A team of Michigan researchers published a great paper in the Proceedings of the National Academy of Sciences this year, showing how students in their mid-20s who trained their working memory improved what researchers call "fluid intelligence," which according to the scientist interviewed here can help students "follow lectures more easily, understand math better." So there is a range of options, and we all can make informed, relevant decisions.

Colin Son: The blog at SharpBrains has been a pretty significant member of the medical blogosphere. What led to the creation of the blog? What does it contribute to the SharpBrains market research and consulting business?

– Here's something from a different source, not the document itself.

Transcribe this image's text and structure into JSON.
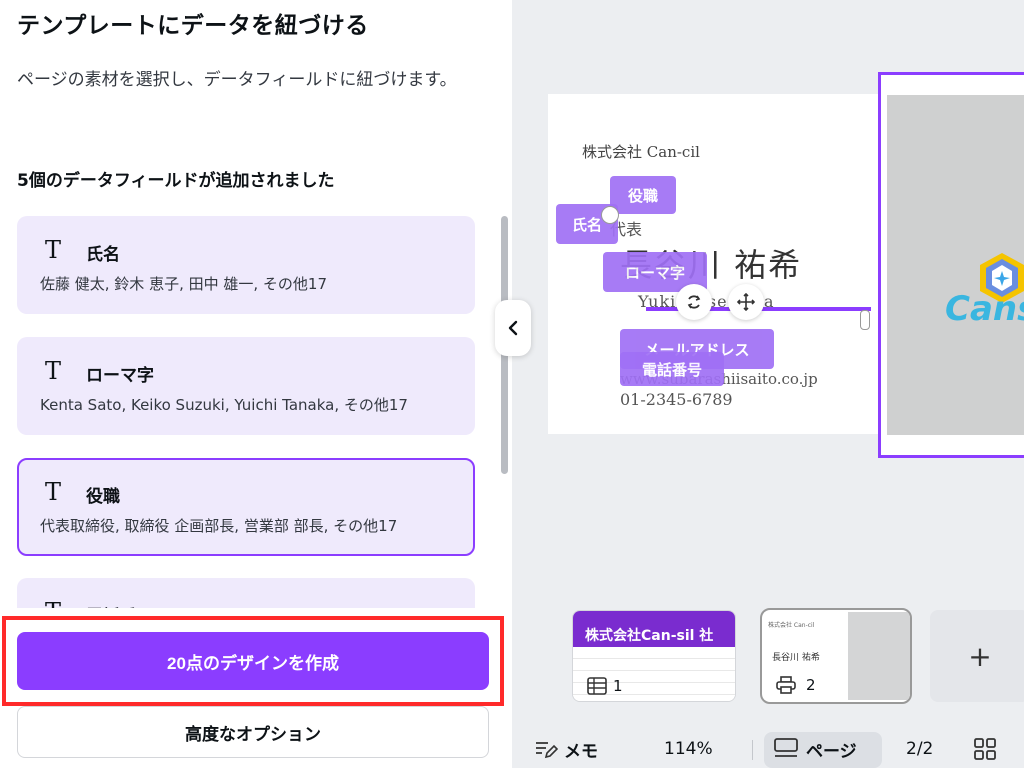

Alvaro Fernandez: In 2006 we realized that our topic was becoming more mainstream and that a blog could be a great resource to make the emerging research and field accessible to professionals, consumers, and reporters, and at the same time help us reach potential clients, so we have invested a lot of energy here, and now have a broad base of contributors offering content, from articles to interviews with scientists to fun brain teasers.

Our challenge right now is how to keep different audiences happy, since some readers are mostly interested from a personal point of view and some from a professional one; so we are trying to find the best ways to strike the right balance.

Colin Son: Give us a hint at the future of "brain fitness."

Alvaro Fernandez: We have already mentioned a few emerging trends, such as the role of insurance companies, the future of baseline cognitive assessments, the complementary value of several lifestyle habits, and emerging tools to help maintain cognitive functions. Medscape readers may also find these 10 Future Trends valuable.

Let me just highlight one trend: the need for in-depth professional development focused on neurocognitive research and implications for physicians, psychologists, and health professionals in general. The Mental Health Parity Law recently passed into law will contribute towards a much-needed increased healthcare focus on the brain and cognition.

Colin Son: On December 9, 2008, SharpBrains hosts Grand Rounds the weekly collection of submissions from around the medical blogosphere. Check out this medical carnival and learn more about the world of cognitive fitness.


Comments on Medscape are moderated and should be professional in tone and on topic. You must declare any conflicts of interest related to your comments and responses. Please see our Commenting Guide for further information. We reserve the right to remove posts at our sole discretion.
Post as: